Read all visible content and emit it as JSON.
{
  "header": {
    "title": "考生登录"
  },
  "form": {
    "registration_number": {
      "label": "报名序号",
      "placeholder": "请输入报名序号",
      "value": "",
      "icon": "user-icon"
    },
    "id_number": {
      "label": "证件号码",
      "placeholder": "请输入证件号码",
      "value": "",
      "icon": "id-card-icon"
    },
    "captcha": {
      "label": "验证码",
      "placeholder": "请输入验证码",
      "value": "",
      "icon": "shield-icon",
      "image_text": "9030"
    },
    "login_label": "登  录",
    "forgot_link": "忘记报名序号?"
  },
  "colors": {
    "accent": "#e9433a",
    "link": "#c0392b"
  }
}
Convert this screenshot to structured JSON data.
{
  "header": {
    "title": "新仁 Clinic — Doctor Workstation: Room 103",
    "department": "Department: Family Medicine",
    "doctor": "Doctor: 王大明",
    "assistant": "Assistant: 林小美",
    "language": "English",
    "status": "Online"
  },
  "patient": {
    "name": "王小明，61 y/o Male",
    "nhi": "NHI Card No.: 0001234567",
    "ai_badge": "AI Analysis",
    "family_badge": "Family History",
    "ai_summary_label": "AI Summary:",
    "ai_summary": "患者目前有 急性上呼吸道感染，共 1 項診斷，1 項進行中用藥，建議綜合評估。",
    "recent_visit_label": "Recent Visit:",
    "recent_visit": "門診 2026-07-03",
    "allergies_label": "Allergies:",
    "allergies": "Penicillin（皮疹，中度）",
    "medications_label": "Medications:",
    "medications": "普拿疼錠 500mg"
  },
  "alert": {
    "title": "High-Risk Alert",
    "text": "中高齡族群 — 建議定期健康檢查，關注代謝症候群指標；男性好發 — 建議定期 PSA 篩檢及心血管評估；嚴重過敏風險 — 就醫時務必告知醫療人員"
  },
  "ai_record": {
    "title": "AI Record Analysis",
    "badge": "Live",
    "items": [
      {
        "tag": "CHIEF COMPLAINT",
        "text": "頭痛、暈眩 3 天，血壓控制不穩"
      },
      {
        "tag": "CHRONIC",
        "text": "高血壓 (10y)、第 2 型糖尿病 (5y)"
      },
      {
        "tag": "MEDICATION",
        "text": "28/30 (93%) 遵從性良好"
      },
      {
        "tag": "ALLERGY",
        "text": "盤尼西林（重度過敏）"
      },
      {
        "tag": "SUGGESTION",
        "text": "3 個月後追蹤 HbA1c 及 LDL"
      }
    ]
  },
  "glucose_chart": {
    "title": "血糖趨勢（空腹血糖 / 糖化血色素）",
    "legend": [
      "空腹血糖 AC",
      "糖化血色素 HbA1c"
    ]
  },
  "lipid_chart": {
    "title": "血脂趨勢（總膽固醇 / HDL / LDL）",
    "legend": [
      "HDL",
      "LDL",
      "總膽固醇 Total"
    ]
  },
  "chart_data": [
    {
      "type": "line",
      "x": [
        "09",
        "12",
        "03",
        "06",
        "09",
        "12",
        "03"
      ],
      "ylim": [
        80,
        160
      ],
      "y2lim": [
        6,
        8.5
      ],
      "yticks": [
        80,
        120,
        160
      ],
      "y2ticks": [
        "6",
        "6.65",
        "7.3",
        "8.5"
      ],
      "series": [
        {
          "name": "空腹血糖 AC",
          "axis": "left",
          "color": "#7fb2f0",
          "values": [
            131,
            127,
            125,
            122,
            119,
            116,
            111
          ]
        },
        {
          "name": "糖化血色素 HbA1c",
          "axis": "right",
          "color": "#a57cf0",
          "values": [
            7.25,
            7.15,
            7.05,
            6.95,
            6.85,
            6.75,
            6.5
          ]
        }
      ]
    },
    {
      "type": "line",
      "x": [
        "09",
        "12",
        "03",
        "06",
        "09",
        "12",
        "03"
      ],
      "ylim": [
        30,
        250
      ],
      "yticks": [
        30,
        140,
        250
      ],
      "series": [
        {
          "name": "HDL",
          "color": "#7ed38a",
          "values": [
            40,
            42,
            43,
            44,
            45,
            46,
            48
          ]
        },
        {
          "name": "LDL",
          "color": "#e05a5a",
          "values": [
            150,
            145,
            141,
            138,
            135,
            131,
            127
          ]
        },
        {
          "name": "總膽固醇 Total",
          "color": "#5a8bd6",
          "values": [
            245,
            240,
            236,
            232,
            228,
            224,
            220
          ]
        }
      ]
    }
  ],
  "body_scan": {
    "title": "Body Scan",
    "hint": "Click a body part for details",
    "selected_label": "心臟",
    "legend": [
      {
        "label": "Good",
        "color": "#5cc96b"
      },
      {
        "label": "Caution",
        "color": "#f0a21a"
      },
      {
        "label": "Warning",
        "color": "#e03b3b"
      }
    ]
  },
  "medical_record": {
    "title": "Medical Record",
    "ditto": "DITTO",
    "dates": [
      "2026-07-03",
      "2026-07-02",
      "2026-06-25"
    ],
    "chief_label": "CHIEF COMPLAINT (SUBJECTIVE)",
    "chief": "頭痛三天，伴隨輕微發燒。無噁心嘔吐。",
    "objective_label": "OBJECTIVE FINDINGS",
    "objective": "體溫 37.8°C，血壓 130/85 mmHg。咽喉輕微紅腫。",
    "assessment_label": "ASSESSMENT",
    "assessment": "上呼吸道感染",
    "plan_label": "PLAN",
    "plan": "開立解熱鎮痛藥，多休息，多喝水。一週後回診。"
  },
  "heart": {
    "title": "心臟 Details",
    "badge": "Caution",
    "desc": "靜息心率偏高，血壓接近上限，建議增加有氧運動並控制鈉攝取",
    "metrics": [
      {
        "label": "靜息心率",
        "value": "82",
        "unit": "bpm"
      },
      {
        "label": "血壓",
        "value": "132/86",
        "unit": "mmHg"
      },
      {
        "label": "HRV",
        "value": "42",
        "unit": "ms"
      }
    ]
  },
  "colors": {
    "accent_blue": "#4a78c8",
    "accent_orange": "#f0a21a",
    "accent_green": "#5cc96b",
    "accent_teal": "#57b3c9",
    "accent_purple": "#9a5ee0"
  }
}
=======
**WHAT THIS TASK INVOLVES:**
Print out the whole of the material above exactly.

**ANSWER TO THIS PROBLEM:**
Read all visible content and emit it as JSON.
{
  "header": {
    "title": "考生登录"
  },
  "form": {
    "registration_number": {
      "label": "报名序号",
      "placeholder": "请输入报名序号",
      "value": "",
      "icon": "user-icon"
    },
    "id_number": {
      "label": "证件号码",
      "placeholder": "请输入证件号码",
      "value": "",
      "icon": "id-card-icon"
    },
    "captcha": {
      "label": "验证码",
      "placeholder": "请输入验证码",
      "value": "",
      "icon": "shield-icon",
      "image_text": "9030"
    },
    "login_label": "登  录",
    "forgot_link": "忘记报名序号?"
  },
  "colors": {
    "accent": "#e9433a",
    "link": "#c0392b"
  }
}
Convert this screenshot to structured JSON data.
{
  "header": {
    "title": "新仁 Clinic — Doctor Workstation: Room 103",
    "department": "Department: Family Medicine",
    "doctor": "Doctor: 王大明",
    "assistant": "Assistant: 林小美",
    "language": "English",
    "status": "Online"
  },
  "patient": {
    "name": "王小明，61 y/o Male",
    "nhi": "NHI Card No.: 0001234567",
    "ai_badge": "AI Analysis",
    "family_badge": "Family History",
    "ai_summary_label": "AI Summary:",
    "ai_summary": "患者目前有 急性上呼吸道感染，共 1 項診斷，1 項進行中用藥，建議綜合評估。",
    "recent_visit_label": "Recent Visit:",
    "recent_visit": "門診 2026-07-03",
    "allergies_label": "Allergies:",
    "allergies": "Penicillin（皮疹，中度）",
    "medications_label": "Medications:",
    "medications": "普拿疼錠 500mg"
  },
  "alert": {
    "title": "High-Risk Alert",
    "text": "中高齡族群 — 建議定期健康檢查，關注代謝症候群指標；男性好發 — 建議定期 PSA 篩檢及心血管評估；嚴重過敏風險 — 就醫時務必告知醫療人員"
  },
  "ai_record": {
    "title": "AI Record Analysis",
    "badge": "Live",
    "items": [
      {
        "tag": "CHIEF COMPLAINT",
        "text": "頭痛、暈眩 3 天，血壓控制不穩"
      },
      {
        "tag": "CHRONIC",
        "text": "高血壓 (10y)、第 2 型糖尿病 (5y)"
      },
      {
        "tag": "MEDICATION",
        "text": "28/30 (93%) 遵從性良好"
      },
      {
        "tag": "ALLERGY",
        "text": "盤尼西林（重度過敏）"
      },
      {
        "tag": "SUGGESTION",
        "text": "3 個月後追蹤 HbA1c 及 LDL"
      }
    ]
  },
  "glucose_chart": {
    "title": "血糖趨勢（空腹血糖 / 糖化血色素）",
    "legend": [
      "空腹血糖 AC",
      "糖化血色素 HbA1c"
    ]
  },
  "lipid_chart": {
    "title": "血脂趨勢（總膽固醇 / HDL / LDL）",
    "legend": [
      "HDL",
      "LDL",
      "總膽固醇 Total"
    ]
  },
  "chart_data": [
    {
      "type": "line",
      "x": [
        "09",
        "12",
        "03",
        "06",
        "09",
        "12",
        "03"
      ],
      "ylim": [
        80,
        160
      ],
      "y2lim": [
        6,
        8.5
      ],
      "yticks": [
        80,
        120,
        160
      ],
      "y2ticks": [
        "6",
        "6.65",
        "7.3",
        "8.5"
      ],
      "series": [
        {
          "name": "空腹血糖 AC",
          "axis": "left",
          "color": "#7fb2f0",
          "values": [
            131,
            127,
            125,
            122,
            119,
            116,
            111
          ]
        },
        {
          "name": "糖化血色素 HbA1c",
          "axis": "right",
          "color": "#a57cf0",
          "values": [
            7.25,
            7.15,
            7.05,
            6.95,
            6.85,
            6.75,
            6.5
          ]
        }
      ]
    },
    {
      "type": "line",
      "x": [
        "09",
        "12",
        "03",
        "06",
        "09",
        "12",
        "03"
      ],
      "ylim": [
        30,
        250
      ],
      "yticks": [
        30,
        140,
        250
      ],
      "series": [
        {
          "name": "HDL",
          "color": "#7ed38a",
          "values": [
            40,
            42,
            43,
            44,
            45,
            46,
            48
          ]
        },
        {
          "name": "LDL",
          "color": "#e05a5a",
          "values": [
            150,
            145,
            141,
            138,
            135,
            131,
            127
          ]
        },
        {
          "name": "總膽固醇 Total",
          "color": "#5a8bd6",
          "values": [
            245,
            240,
            236,
            232,
            228,
            224,
            220
          ]
        }
      ]
    }
  ],
  "body_scan": {
    "title": "Body Scan",
    "hint": "Click a body part for details",
    "selected_label": "心臟",
    "legend": [
      {
        "label": "Good",
        "color": "#5cc96b"
      },
      {
        "label": "Caution",
        "color": "#f0a21a"
      },
      {
        "label": "Warning",
        "color": "#e03b3b"
      }
    ]
  },
  "medical_record": {
    "title": "Medical Record",
    "ditto": "DITTO",
    "dates": [
      "2026-07-03",
      "2026-07-02",
      "2026-06-25"
    ],
    "chief_label": "CHIEF COMPLAINT (SUBJECTIVE)",
    "chief": "頭痛三天，伴隨輕微發燒。無噁心嘔吐。",
    "objective_label": "OBJECTIVE FINDINGS",
    "objective": "體溫 37.8°C，血壓 130/85 mmHg。咽喉輕微紅腫。",
    "assessment_label": "ASSESSMENT",
    "assessment": "上呼吸道感染",
    "plan_label": "PLAN",
    "plan": "開立解熱鎮痛藥，多休息，多喝水。一週後回診。"
  },
  "heart": {
    "title": "心臟 Details",
    "badge": "Caution",
    "desc": "靜息心率偏高，血壓接近上限，建議增加有氧運動並控制鈉攝取",
    "metrics": [
      {
        "label": "靜息心率",
        "value": "82",
        "unit": "bpm"
      },
      {
        "label": "血壓",
        "value": "132/86",
        "unit": "mmHg"
      },
      {
        "label": "HRV",
        "value": "42",
        "unit": "ms"
      }
    ]
  },
  "colors": {
    "accent_blue": "#4a78c8",
    "accent_orange": "#f0a21a",
    "accent_green": "#5cc96b",
    "accent_teal": "#57b3c9",
    "accent_purple": "#9a5ee0"
  }
}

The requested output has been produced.